China's top family planning authority will continue charging social maintenance fees for family planning policy violations, although some experts say the 12-year-old fee is outdated and should be abolished.
The message was delivered at a symposium on Tuesday organised by the National Health and Family Planning Commission.
The response addressed repeated public calls to abolish the fees, which have been blamed for fueling corruption.
"As long as China has the family planning policy, the social maintenance fees will be in place, as they serve to bolster policy implementation," said Song Jian, deputy director of the School of Sociology and Population Studies at Renmin University of China.
China's top decision-makers announced at the end of 2013 the latest loosening of the family planning policy, allowing couples with only one spouse who is an only child to have a second child, but they stressed the country will keep the family planning policy, citing the long-term burden from the nation's population size on socioeconomic development.
In other words, "Couples still cannot decide the family size fully on their own," Yuan Xin, a professor of demographics at Nankai University's Institute of Population and Development.
In that context, "the fees that punish violations won't be abolished," he said.
The commission's spokeswoman, Song Shuli, said no timetable has been established for an overall two-child policy as "that requires further investigation and assessment, given the huge effect from any change to population policies."
Song said fine-tuning the birth rules takes a long time because of the fluid demographic and national situations, and urged patience and tolerance.
Also, the tradition of preferring a boy still exists in some regions of China and the fines could deter violations, Song Jian added.
The social maintenance fee was introduced in 2002 under a regulation issued by the top family planning authority.
That amounts to more than 20 billion yuan ($3.25 billion) annually, expert estimates showed.
The regulation stipulates the fees collected nationwide go into State coffers first and also are used to finance public services and social courses of all kinds at local levels.

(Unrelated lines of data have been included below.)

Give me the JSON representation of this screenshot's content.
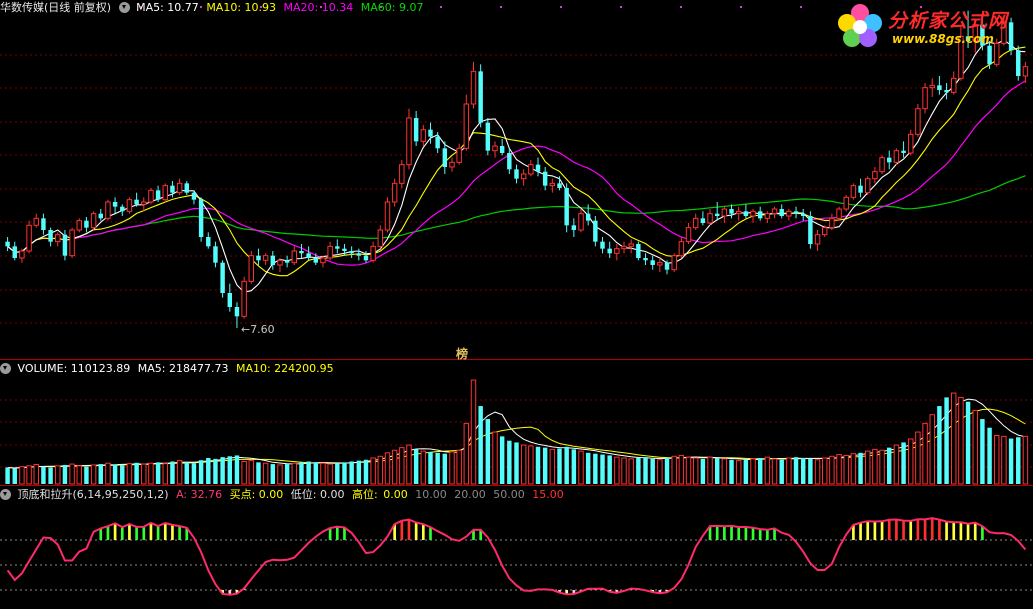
{
  "price_panel": {
    "title": "华数传媒(日线 前复权)",
    "ma5": "MA5: 10.77",
    "ma10": "MA10: 10.93",
    "ma20": "MA20: 10.34",
    "ma60": "MA60: 9.07",
    "low_marker": "7.60",
    "bang_mark": "榜"
  },
  "volume_panel": {
    "volume": "VOLUME: 110123.89",
    "ma5": "MA5: 218477.73",
    "ma10": "MA10: 224200.95"
  },
  "indicator_panel": {
    "name": "顶底和拉升(6,14,95,250,1,2)",
    "a": "A: 32.76",
    "buy": "买点: 0.00",
    "low": "低位: 0.00",
    "high_label": "高位:",
    "levels": [
      "0.00",
      "10.00",
      "20.00",
      "50.00",
      "15.00"
    ]
  },
  "logo": {
    "name": "分析家公式网",
    "url": "www.88gs.com"
  },
  "colors": {
    "up": "#ff3232",
    "down": "#54fcfc",
    "ma5": "#ffffff",
    "ma10": "#ffff00",
    "ma20": "#ff00ff",
    "ma60": "#00cc00",
    "indicator": "#ff2a6a",
    "divider": "#b00000",
    "grid": "#7a0000"
  },
  "chart_data": {
    "type": "candlestick",
    "price_axis": [
      7.0,
      14.2
    ],
    "candles": [
      [
        9.45,
        9.55,
        9.25,
        9.35
      ],
      [
        9.35,
        9.45,
        9.05,
        9.1
      ],
      [
        9.1,
        9.3,
        9.0,
        9.25
      ],
      [
        9.25,
        9.9,
        9.2,
        9.8
      ],
      [
        9.8,
        10.05,
        9.75,
        9.95
      ],
      [
        9.95,
        10.05,
        9.6,
        9.7
      ],
      [
        9.7,
        9.75,
        9.35,
        9.45
      ],
      [
        9.45,
        9.65,
        9.35,
        9.6
      ],
      [
        9.6,
        9.7,
        9.05,
        9.15
      ],
      [
        9.15,
        9.75,
        9.1,
        9.7
      ],
      [
        9.7,
        9.95,
        9.65,
        9.9
      ],
      [
        9.9,
        9.98,
        9.65,
        9.75
      ],
      [
        9.75,
        10.1,
        9.7,
        10.05
      ],
      [
        10.05,
        10.15,
        9.9,
        9.95
      ],
      [
        9.95,
        10.35,
        9.9,
        10.3
      ],
      [
        10.3,
        10.4,
        10.05,
        10.2
      ],
      [
        10.2,
        10.25,
        10.0,
        10.1
      ],
      [
        10.1,
        10.4,
        10.05,
        10.35
      ],
      [
        10.35,
        10.5,
        10.2,
        10.25
      ],
      [
        10.25,
        10.4,
        10.1,
        10.3
      ],
      [
        10.3,
        10.6,
        10.25,
        10.55
      ],
      [
        10.55,
        10.65,
        10.3,
        10.35
      ],
      [
        10.35,
        10.7,
        10.3,
        10.65
      ],
      [
        10.65,
        10.75,
        10.4,
        10.5
      ],
      [
        10.5,
        10.8,
        10.45,
        10.7
      ],
      [
        10.7,
        10.75,
        10.45,
        10.5
      ],
      [
        10.5,
        10.55,
        10.25,
        10.35
      ],
      [
        10.35,
        10.4,
        9.45,
        9.55
      ],
      [
        9.55,
        9.65,
        9.3,
        9.35
      ],
      [
        9.35,
        9.45,
        8.9,
        9.0
      ],
      [
        9.0,
        9.05,
        8.25,
        8.35
      ],
      [
        8.35,
        8.55,
        7.95,
        8.05
      ],
      [
        8.05,
        8.15,
        7.6,
        7.85
      ],
      [
        7.85,
        8.7,
        7.8,
        8.6
      ],
      [
        8.6,
        9.25,
        8.55,
        9.15
      ],
      [
        9.15,
        9.3,
        8.95,
        9.05
      ],
      [
        9.05,
        9.2,
        8.95,
        9.15
      ],
      [
        9.15,
        9.25,
        8.85,
        8.95
      ],
      [
        8.95,
        9.1,
        8.8,
        9.05
      ],
      [
        9.05,
        9.15,
        8.9,
        9.0
      ],
      [
        9.0,
        9.35,
        8.95,
        9.25
      ],
      [
        9.25,
        9.4,
        9.1,
        9.2
      ],
      [
        9.2,
        9.35,
        9.05,
        9.1
      ],
      [
        9.1,
        9.2,
        8.95,
        9.0
      ],
      [
        9.0,
        9.15,
        8.9,
        9.1
      ],
      [
        9.1,
        9.45,
        9.05,
        9.35
      ],
      [
        9.35,
        9.5,
        9.2,
        9.3
      ],
      [
        9.3,
        9.4,
        9.15,
        9.25
      ],
      [
        9.25,
        9.35,
        9.1,
        9.2
      ],
      [
        9.2,
        9.3,
        9.05,
        9.15
      ],
      [
        9.15,
        9.25,
        9.0,
        9.05
      ],
      [
        9.05,
        9.45,
        9.0,
        9.35
      ],
      [
        9.35,
        9.8,
        9.3,
        9.7
      ],
      [
        9.7,
        10.4,
        9.65,
        10.3
      ],
      [
        10.3,
        10.8,
        10.2,
        10.7
      ],
      [
        10.7,
        11.2,
        10.6,
        11.1
      ],
      [
        11.1,
        12.3,
        11.0,
        12.1
      ],
      [
        12.1,
        12.25,
        11.5,
        11.6
      ],
      [
        11.6,
        11.95,
        11.5,
        11.85
      ],
      [
        11.85,
        12.0,
        11.55,
        11.7
      ],
      [
        11.7,
        11.8,
        11.35,
        11.45
      ],
      [
        11.45,
        11.6,
        10.9,
        11.05
      ],
      [
        11.05,
        11.25,
        10.95,
        11.15
      ],
      [
        11.15,
        11.55,
        11.1,
        11.45
      ],
      [
        11.45,
        12.6,
        11.4,
        12.4
      ],
      [
        12.4,
        13.3,
        12.3,
        13.1
      ],
      [
        13.1,
        13.25,
        11.9,
        12.0
      ],
      [
        12.0,
        12.1,
        11.3,
        11.4
      ],
      [
        11.4,
        11.6,
        11.25,
        11.5
      ],
      [
        11.5,
        11.65,
        11.3,
        11.35
      ],
      [
        11.35,
        11.45,
        10.9,
        11.0
      ],
      [
        11.0,
        11.1,
        10.7,
        10.8
      ],
      [
        10.8,
        11.0,
        10.65,
        10.9
      ],
      [
        10.9,
        11.2,
        10.85,
        11.1
      ],
      [
        11.1,
        11.25,
        10.85,
        10.95
      ],
      [
        10.95,
        11.05,
        10.55,
        10.65
      ],
      [
        10.65,
        10.8,
        10.5,
        10.7
      ],
      [
        10.7,
        10.85,
        10.55,
        10.6
      ],
      [
        10.6,
        10.7,
        9.65,
        9.8
      ],
      [
        9.8,
        9.95,
        9.55,
        9.7
      ],
      [
        9.7,
        10.15,
        9.65,
        10.05
      ],
      [
        10.05,
        10.25,
        9.8,
        9.9
      ],
      [
        9.9,
        10.0,
        9.35,
        9.45
      ],
      [
        9.45,
        9.55,
        9.2,
        9.3
      ],
      [
        9.3,
        9.45,
        9.1,
        9.2
      ],
      [
        9.2,
        9.4,
        9.05,
        9.3
      ],
      [
        9.3,
        9.45,
        9.2,
        9.35
      ],
      [
        9.35,
        9.5,
        9.2,
        9.4
      ],
      [
        9.4,
        9.45,
        9.05,
        9.1
      ],
      [
        9.1,
        9.2,
        8.95,
        9.05
      ],
      [
        9.05,
        9.15,
        8.85,
        8.95
      ],
      [
        8.95,
        9.1,
        8.8,
        9.0
      ],
      [
        9.0,
        9.05,
        8.75,
        8.85
      ],
      [
        8.85,
        9.2,
        8.8,
        9.15
      ],
      [
        9.15,
        9.55,
        9.1,
        9.45
      ],
      [
        9.45,
        9.85,
        9.4,
        9.75
      ],
      [
        9.75,
        10.05,
        9.7,
        9.95
      ],
      [
        9.95,
        10.1,
        9.8,
        9.85
      ],
      [
        9.85,
        10.15,
        9.8,
        10.05
      ],
      [
        10.05,
        10.3,
        9.9,
        10.0
      ],
      [
        10.0,
        10.2,
        9.85,
        10.15
      ],
      [
        10.15,
        10.25,
        9.95,
        10.05
      ],
      [
        10.05,
        10.2,
        9.9,
        10.1
      ],
      [
        10.1,
        10.25,
        9.95,
        10.0
      ],
      [
        10.0,
        10.15,
        9.85,
        10.1
      ],
      [
        10.1,
        10.2,
        9.9,
        9.95
      ],
      [
        9.95,
        10.1,
        9.85,
        10.05
      ],
      [
        10.05,
        10.2,
        9.95,
        10.15
      ],
      [
        10.15,
        10.25,
        9.95,
        10.0
      ],
      [
        10.0,
        10.15,
        9.9,
        10.1
      ],
      [
        10.1,
        10.2,
        9.95,
        10.05
      ],
      [
        10.05,
        10.15,
        9.9,
        10.0
      ],
      [
        10.0,
        10.1,
        9.3,
        9.4
      ],
      [
        9.4,
        9.7,
        9.25,
        9.6
      ],
      [
        9.6,
        9.8,
        9.55,
        9.75
      ],
      [
        9.75,
        10.05,
        9.7,
        9.95
      ],
      [
        9.95,
        10.2,
        9.9,
        10.15
      ],
      [
        10.15,
        10.45,
        10.1,
        10.4
      ],
      [
        10.4,
        10.7,
        10.35,
        10.65
      ],
      [
        10.65,
        10.8,
        10.4,
        10.5
      ],
      [
        10.5,
        10.85,
        10.45,
        10.8
      ],
      [
        10.8,
        11.05,
        10.7,
        10.95
      ],
      [
        10.95,
        11.3,
        10.9,
        11.25
      ],
      [
        11.25,
        11.4,
        11.0,
        11.15
      ],
      [
        11.15,
        11.45,
        11.1,
        11.4
      ],
      [
        11.4,
        11.6,
        11.25,
        11.35
      ],
      [
        11.35,
        11.85,
        11.3,
        11.75
      ],
      [
        11.75,
        12.4,
        11.7,
        12.3
      ],
      [
        12.3,
        12.85,
        12.2,
        12.75
      ],
      [
        12.75,
        12.95,
        12.55,
        12.8
      ],
      [
        12.8,
        13.0,
        12.6,
        12.7
      ],
      [
        12.7,
        12.85,
        12.5,
        12.65
      ],
      [
        12.65,
        13.1,
        12.6,
        12.95
      ],
      [
        12.95,
        14.05,
        12.9,
        13.85
      ],
      [
        13.85,
        14.4,
        13.6,
        13.75
      ],
      [
        13.75,
        14.2,
        13.5,
        14.1
      ],
      [
        14.1,
        14.2,
        13.55,
        13.65
      ],
      [
        13.65,
        13.75,
        13.15,
        13.25
      ],
      [
        13.25,
        13.8,
        13.2,
        13.7
      ],
      [
        13.7,
        14.25,
        13.65,
        14.15
      ],
      [
        14.15,
        14.25,
        13.45,
        13.55
      ],
      [
        13.55,
        13.65,
        12.9,
        13.0
      ],
      [
        13.0,
        13.3,
        12.85,
        13.2
      ]
    ],
    "ma5": [
      10.77
    ],
    "ma10": [
      10.93
    ],
    "ma20": [
      10.34
    ],
    "ma60": [
      9.07
    ],
    "low_annotation": 7.6,
    "volume": [
      38,
      36,
      40,
      42,
      45,
      40,
      38,
      42,
      44,
      46,
      42,
      40,
      44,
      46,
      48,
      45,
      43,
      47,
      49,
      46,
      48,
      50,
      47,
      52,
      54,
      50,
      48,
      55,
      60,
      58,
      62,
      64,
      66,
      52,
      54,
      50,
      48,
      46,
      44,
      46,
      48,
      50,
      52,
      50,
      48,
      46,
      48,
      50,
      52,
      54,
      56,
      60,
      64,
      72,
      78,
      84,
      90,
      80,
      76,
      74,
      72,
      70,
      74,
      78,
      140,
      240,
      180,
      150,
      120,
      110,
      100,
      96,
      90,
      88,
      86,
      84,
      80,
      82,
      86,
      80,
      76,
      72,
      70,
      68,
      66,
      62,
      60,
      58,
      60,
      62,
      58,
      56,
      60,
      64,
      66,
      62,
      60,
      58,
      62,
      60,
      58,
      56,
      54,
      56,
      58,
      60,
      62,
      58,
      56,
      60,
      62,
      60,
      58,
      56,
      60,
      64,
      68,
      66,
      70,
      72,
      76,
      80,
      78,
      84,
      90,
      96,
      104,
      120,
      140,
      160,
      180,
      200,
      210,
      200,
      190,
      170,
      150,
      130,
      112,
      110,
      105,
      108,
      110
    ],
    "volume_ma5": 218477.73,
    "volume_ma10": 224200.95,
    "indicator_levels": [
      0,
      10,
      20,
      50,
      15
    ],
    "indicator_a": 32.76
  }
}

Commission spokesman Yao Hongwen said the fees had never been earmarked for the use of family planning work, and thus were never given to family planning administrations.
However, in practice, irregularities did exist, such as a lack of transparency and regional gap in fee standards, he acknowledged.
Because of that, the commission revised the regulation on social maintenance fees, and the draft was sent in late November to the State Council for final approval and promulgation.
The draft states that the annual amount of social maintenance fees should be made public.
In addition, the draft sets a ceiling on fines and social maintenance for couples violating the rules, suggesting penalties should be less than three times the local average annual disposable personal income, to unify standards in different provinces.
Previously, a high-profile case that attracted public attention and triggered a heated debate involved renowned Chinese film director Zhang Yimou.
Zhang was ordered to pay 7.48 million yuan after acknowledging that he and his wife, Chen Ting, had three children before their marriage. He later apologised.